Originally, I planned to use my weekly post here to share an interview with a search engine optimization manager for a digital media company who frequently purchases freelance content. Schedules being schedules and time zones being time zones, we weren’t able to make everything fall into place.
Frank Deford and I Disappear
Then, I wrote what may have been The Single Best Thing I Will Ever Write. It was a thoughtful, considerate, 1200 word post that managed to tie my appreciation for sportswriter Frank Deford to questions of writer motivation while addressing some uncomfortable truths about most freelancers and the lies they must tell about the effort they pour into their work.
You’ll need to take my word that it was beyond good because it’s now nothing more than memory and vapor thanks to an apparently defective flash drive and/or a sudden burst of flannel-inspired static. That beautiful, rambling post that conjured up images of Joe Frazier, Kirk Gibson and you sitting in front of your monitor on a trying Tuesday afternoon is gone and lost forever.
The Con Game
So, here I am… A day late (or at least later than usual) and a post short.
I’ve decided that it’s time to stop mourning the lost Deford piece and to address something else that’s been on my mind lately… Confidence.
I wouldn’t be the first person to argue that a healthy ego and a sense of confidence are good for business. When you know that you’re capable, it’s that much easier to pursue the opportunities you want–and to snag them.
That’s the business side of confidence, but there’s another benefit that derives from an unwavering ability in you–it creates openings for extremely good writing.
You can tell when people are writing scared. They hold back. There’s a tension. It’s like the kid playing a solo in the middle school band who’s more afraid of screwing up than he is interested in rocking the house. It’s not loud enough or bold enough. It’s uncomfortably muted and hurried.
I’m not talking about writing in crazed bursts of passion sentence after sentence. There’s room for nuance, but even that only really works when writing is backed by confidence. The exceptions are happy accidents.
Confident writers produce better material. Confident writers experience more business success.
This is the point where I should put on my self-help guru cap and share a series of suggestions about how you an develop more confidence as a writer.
Today is your lucky day. I’m not going to offer any helpful hints. That’s because I don’t really have much of an answer. For better or for worse (and it has definitely worked in both directions throughout my life), I have a natural tendency toward confidence.
Maybe it stems from the years of listening to my mom tell me that “I could be whatever I wanted to be,” even though she never really believed that I’d hit right in front of Jime Rice in the Red Sox order. Who knows? All I can say is that overconfidence is more of an issue for me than a lack of confidence.
But I know that’s not the case with many people and I see some extremely talented writers who fail to really dive into the fray because of confidence deficits.

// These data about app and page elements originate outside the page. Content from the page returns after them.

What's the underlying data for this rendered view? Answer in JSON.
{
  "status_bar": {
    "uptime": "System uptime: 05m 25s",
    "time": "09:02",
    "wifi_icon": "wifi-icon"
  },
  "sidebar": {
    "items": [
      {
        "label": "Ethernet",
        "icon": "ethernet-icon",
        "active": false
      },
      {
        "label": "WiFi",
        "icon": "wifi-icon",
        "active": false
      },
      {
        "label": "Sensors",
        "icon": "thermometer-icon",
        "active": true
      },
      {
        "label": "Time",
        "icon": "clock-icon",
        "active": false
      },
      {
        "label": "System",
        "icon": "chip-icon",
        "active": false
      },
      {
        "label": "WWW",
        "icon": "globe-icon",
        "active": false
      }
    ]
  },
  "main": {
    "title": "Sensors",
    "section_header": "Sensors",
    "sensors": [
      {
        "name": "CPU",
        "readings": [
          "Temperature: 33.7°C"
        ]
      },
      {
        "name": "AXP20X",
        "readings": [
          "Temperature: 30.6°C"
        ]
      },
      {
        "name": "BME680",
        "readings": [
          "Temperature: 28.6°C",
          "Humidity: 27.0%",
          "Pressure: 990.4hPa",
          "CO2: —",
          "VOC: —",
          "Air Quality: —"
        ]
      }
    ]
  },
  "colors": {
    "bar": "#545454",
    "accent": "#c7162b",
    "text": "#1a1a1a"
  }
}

I’m guessing we’ll all agree that a belief in your talents is good stuff for a freelancer. I’m wondering if any of you have some tips for those who’d like to develop more of that confidence.
Who’s willing to put on their self-guru cap to share a few ideas?